Original articles — Interventional cardiology
Published online: 2016-11-30

open access

Page views 2215
Article views/downloads 2314
Get Citation

Connect on Social Media

Connect on Social Media

Radiofrequency catheter ablation of accessory pathways in patients with Ebstein’s anomaly: At 8 years of follow-up

Michał Orczykowski, Paweł Derejko, Robert Bodalski, Piotr Urbanek, Joanna Zakrzewska-Koperska, Radosław Sierpiński, Katarzyna Kalin, Andrzej Hasiec, Grzegorz Warmiński, Maria Miszczak-Knecht, Katarzyna Bieganowska, Rafał Baranowski, Maria Bilińska, Elżbieta Biernacka, Piotr Hoffman, Łukasz Szumowski
Pubmed: 27910083
Cardiol J 2017;24(1):1-8.

Abstract

Background: Data regarding long-term follow-up of radiofrequency catheter ablation (RFCA) of accessory pathways (APs) in patients with Ebstein’s anomaly (EA) are limited.

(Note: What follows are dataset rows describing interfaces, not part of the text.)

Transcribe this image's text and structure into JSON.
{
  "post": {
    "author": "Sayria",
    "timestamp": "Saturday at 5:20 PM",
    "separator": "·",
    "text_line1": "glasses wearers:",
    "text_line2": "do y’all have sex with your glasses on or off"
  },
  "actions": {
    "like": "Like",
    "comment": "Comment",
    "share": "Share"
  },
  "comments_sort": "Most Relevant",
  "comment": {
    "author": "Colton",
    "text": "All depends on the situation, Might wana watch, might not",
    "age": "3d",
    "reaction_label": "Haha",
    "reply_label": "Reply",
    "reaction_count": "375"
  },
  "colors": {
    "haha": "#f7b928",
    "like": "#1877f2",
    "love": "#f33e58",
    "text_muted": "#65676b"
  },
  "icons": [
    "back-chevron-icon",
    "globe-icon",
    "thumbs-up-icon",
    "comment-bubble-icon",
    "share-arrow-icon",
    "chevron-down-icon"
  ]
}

The procedures are challenging due to multiple or wide APs.

Methods: Analysis was performed on clinical and periprocedural data of patients with EA referred to the centre in order to perform catheter ablation of AP. The group consisted of 22 patients (female 40.9%, mean age 33.6 ± 19.1 years). The follow-up utilized electrocardiogram and Holter monitoring.

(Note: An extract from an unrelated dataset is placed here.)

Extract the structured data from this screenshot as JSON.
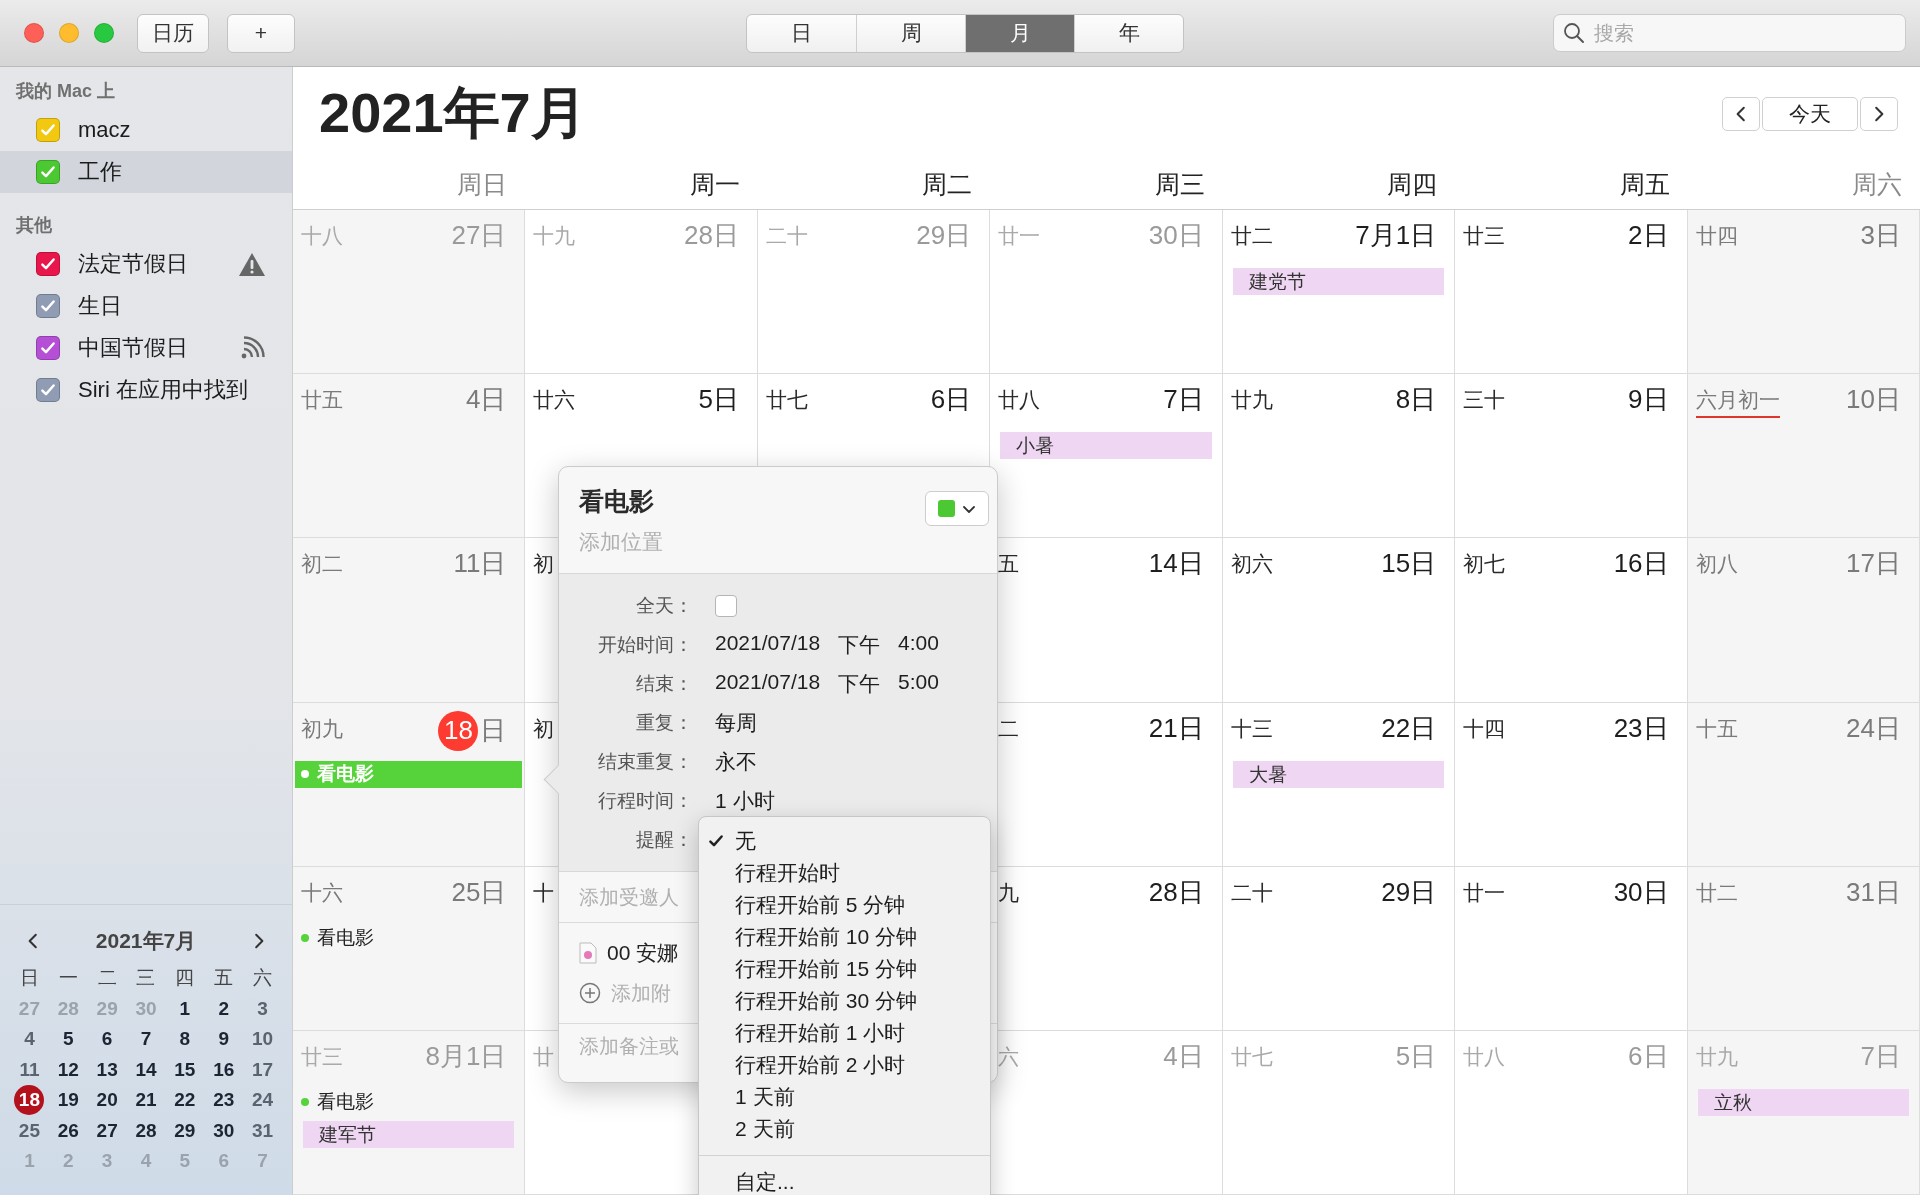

Results: Twenty-two patients had 33 accessory pathways (8 patients had multiple APs, 11 patients broad AP). Twenty-nine different arrhythmias were ablated: 20 orthodromic atrioventricular reciprocating tachycardia (O-AVRT), 5 antidromic atrioventricular reciprocating tachycardia (A-AVRT), 3 slow/ fast atrioventricular nodal reentry tachycardia (s/f AVNRT) and 1 cavotricuspid-isthmus-dependent atrial flutter (CTI-AFL). In 3 (13.6%) patients multiple ablation targets for RFCA ablation were observed. The acute procedural success rate after the first RFCA performed was: 100% for AVNRT, 77.3% for APs and 50.0% for CTI-AFL ablation. Follow-up (mean 95.7 ± 49.8 months) was completed in 86.4% of patients. One patient had paroxysmal atrial fibrillation not targeted during ablation. One patient died due to heart failure 12 years after RFCA. Three patients who underwent RFCA of accessory pathways in the mid-1990s were lost in follow-up.

Conclusions: Radiofrequency ablation in patients with EA is challenging but safe and have a high short-term as well as long-term success rate.

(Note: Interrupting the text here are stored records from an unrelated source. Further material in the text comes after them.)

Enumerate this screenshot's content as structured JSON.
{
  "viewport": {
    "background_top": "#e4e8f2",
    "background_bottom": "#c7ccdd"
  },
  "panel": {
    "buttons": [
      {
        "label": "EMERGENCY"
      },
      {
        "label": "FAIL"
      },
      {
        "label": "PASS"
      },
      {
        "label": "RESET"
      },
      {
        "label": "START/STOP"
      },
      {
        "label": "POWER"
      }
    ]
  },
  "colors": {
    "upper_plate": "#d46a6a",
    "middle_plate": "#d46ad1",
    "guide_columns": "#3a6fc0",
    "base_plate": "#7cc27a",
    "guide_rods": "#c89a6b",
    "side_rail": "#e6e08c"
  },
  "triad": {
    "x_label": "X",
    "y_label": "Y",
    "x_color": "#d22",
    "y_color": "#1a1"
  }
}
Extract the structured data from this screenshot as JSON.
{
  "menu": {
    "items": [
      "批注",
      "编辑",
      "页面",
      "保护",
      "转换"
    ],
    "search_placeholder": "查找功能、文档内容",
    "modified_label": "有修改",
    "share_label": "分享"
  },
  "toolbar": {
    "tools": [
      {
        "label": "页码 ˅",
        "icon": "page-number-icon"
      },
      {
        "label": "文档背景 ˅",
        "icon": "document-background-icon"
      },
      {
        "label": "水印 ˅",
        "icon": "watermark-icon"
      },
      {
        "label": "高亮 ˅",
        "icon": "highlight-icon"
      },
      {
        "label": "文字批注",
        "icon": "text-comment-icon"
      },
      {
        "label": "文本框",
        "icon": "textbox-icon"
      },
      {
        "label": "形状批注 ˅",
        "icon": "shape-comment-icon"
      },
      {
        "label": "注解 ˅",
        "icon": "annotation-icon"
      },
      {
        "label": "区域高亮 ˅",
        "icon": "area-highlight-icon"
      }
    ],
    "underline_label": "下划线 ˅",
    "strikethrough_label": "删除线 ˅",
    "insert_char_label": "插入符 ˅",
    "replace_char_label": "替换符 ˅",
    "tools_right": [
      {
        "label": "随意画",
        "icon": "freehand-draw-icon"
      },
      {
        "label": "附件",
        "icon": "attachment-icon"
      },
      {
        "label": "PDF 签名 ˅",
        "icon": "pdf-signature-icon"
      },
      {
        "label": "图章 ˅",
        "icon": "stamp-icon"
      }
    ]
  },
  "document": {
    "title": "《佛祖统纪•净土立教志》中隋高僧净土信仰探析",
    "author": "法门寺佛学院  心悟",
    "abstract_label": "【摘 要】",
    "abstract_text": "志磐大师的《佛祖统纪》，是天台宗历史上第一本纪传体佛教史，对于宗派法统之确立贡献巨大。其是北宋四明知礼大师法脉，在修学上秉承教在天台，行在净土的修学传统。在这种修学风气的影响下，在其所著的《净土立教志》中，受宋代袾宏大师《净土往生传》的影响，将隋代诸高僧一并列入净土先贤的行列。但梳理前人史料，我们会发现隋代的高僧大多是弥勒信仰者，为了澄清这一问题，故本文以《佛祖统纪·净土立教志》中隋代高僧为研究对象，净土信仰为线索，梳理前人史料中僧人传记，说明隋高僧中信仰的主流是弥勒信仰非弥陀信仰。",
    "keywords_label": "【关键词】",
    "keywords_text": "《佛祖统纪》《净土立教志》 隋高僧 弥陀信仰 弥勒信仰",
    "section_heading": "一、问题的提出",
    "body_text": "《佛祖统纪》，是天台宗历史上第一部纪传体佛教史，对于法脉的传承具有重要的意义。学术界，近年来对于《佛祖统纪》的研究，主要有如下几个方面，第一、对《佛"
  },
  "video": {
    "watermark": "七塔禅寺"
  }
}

Article available in PDF format

View PDF Download PDF file